by Alice Jackson
The Enigma Code
Up till the Second World War, the most advanced forms of encryption involved simple paper and pencil techniques. But security blunders on both sides during the First World War highlighted a need for a higher level of secrecy, with more advanced methods of enciphering messages. Both the Allies and the Axis countries were looking for a new way to encrypt messages - a way that would result in complete security.
Who was part of thye Enigma Code?
The Germans where known to be using the Enigma Code and had a machine to write out letters using the code. The English agreed it was a good way of communicating wihtout anyone know what you were writing about therefore they began to use it. Unfortuatly for the Germans, the Polish managed to crack the impossible code and found out what they were saying. This was terrible news for the Germans and they had to stop using the code as it was no use.
Inside the Enigma Code Machine
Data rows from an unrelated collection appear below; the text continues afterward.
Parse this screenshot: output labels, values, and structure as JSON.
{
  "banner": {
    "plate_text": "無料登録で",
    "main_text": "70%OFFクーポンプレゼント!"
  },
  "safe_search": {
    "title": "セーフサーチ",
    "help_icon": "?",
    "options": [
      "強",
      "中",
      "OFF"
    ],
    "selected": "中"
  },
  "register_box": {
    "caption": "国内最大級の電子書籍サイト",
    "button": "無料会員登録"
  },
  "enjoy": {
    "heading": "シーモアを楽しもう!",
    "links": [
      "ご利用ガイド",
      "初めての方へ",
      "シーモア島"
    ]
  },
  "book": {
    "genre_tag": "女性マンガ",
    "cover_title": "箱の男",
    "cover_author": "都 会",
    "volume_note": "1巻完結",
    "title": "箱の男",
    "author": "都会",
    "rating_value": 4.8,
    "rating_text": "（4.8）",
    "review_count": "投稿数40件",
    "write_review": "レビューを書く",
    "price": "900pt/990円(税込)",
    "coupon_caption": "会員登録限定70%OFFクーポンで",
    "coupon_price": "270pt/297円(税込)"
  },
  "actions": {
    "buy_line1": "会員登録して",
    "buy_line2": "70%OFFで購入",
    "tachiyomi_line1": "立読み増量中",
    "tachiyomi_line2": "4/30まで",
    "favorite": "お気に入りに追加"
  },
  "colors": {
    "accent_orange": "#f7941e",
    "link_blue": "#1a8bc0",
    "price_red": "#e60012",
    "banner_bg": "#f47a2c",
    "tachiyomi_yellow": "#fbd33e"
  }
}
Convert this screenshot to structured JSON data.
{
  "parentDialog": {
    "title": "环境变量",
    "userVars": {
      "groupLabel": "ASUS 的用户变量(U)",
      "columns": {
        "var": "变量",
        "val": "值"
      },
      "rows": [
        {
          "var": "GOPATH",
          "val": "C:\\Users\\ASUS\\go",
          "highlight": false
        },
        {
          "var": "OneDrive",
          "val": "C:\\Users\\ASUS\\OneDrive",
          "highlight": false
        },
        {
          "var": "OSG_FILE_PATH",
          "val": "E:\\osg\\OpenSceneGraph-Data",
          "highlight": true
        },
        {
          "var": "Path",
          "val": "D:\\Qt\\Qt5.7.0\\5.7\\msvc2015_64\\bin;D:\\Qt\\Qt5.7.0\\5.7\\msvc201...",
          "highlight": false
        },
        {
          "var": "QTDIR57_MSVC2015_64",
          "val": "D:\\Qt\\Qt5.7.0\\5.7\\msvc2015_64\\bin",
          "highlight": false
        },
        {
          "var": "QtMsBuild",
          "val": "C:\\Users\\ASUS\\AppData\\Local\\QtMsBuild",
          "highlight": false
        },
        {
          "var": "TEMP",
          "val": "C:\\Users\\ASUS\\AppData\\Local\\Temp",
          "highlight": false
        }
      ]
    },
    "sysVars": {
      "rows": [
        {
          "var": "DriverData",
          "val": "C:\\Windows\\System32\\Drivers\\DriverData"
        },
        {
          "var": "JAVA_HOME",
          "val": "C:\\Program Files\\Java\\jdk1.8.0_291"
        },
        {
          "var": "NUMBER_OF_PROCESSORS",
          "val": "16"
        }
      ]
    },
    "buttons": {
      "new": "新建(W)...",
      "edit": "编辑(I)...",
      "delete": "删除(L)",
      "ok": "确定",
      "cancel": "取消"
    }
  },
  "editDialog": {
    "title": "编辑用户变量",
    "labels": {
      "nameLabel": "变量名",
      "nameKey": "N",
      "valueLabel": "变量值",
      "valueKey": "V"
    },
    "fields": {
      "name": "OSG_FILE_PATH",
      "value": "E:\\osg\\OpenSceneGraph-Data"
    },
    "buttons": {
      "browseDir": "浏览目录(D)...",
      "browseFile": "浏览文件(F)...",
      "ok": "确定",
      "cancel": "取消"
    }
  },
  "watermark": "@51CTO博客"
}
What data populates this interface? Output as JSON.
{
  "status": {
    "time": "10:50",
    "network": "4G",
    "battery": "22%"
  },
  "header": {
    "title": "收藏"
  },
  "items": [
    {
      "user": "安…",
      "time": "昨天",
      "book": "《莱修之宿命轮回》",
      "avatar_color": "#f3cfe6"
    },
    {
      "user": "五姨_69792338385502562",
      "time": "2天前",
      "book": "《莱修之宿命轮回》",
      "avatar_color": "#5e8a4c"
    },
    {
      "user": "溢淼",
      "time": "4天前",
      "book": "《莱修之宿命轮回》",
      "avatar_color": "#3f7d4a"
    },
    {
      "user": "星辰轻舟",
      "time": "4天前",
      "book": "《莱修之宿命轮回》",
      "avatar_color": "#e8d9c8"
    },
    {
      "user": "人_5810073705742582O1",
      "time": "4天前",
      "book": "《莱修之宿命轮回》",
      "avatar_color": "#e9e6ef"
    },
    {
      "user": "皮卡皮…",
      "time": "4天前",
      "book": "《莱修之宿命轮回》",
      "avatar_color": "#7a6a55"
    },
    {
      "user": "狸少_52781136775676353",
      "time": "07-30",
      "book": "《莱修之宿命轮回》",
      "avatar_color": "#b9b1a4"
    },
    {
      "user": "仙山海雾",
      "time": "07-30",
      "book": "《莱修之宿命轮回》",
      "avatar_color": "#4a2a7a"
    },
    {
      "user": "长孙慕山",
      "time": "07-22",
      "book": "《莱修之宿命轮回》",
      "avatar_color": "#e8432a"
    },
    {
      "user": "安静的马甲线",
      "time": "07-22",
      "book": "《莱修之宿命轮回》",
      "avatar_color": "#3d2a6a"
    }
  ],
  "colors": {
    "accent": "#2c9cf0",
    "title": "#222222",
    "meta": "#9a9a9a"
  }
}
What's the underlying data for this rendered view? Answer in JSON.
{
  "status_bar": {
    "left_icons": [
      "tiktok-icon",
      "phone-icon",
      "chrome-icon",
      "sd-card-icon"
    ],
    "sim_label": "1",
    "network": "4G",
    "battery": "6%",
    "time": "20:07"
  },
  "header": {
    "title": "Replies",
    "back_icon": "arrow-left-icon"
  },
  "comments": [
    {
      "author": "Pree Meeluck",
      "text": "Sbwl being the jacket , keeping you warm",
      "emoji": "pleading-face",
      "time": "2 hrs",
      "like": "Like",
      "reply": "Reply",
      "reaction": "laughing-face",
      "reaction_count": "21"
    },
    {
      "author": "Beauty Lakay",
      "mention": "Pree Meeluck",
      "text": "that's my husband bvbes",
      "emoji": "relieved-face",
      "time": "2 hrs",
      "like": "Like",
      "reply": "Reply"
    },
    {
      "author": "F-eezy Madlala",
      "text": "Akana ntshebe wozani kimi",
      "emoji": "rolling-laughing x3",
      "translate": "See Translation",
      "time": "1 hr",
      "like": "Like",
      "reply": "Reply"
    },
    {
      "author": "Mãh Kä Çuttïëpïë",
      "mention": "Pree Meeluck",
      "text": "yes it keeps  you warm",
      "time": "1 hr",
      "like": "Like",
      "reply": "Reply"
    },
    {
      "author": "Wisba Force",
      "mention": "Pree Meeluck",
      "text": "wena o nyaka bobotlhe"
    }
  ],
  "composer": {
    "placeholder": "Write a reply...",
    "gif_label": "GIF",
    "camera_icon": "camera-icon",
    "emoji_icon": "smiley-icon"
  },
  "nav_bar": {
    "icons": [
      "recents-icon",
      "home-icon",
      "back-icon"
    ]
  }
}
The Enigma machine is an electro-mechanical device that relies on a series of rotating 'wheels' or ‘rotors’ to scramble plaintext messages into incoherent ciphertext. The machine's variable elements can be set in many billions of combinations, and each one will generate a completely different ciphertext message. If you know how the machine has been set up, you can type the ciphertext back in and it will unscramble the message. If you don't know the Enigma setting, the message remains impossble to translate.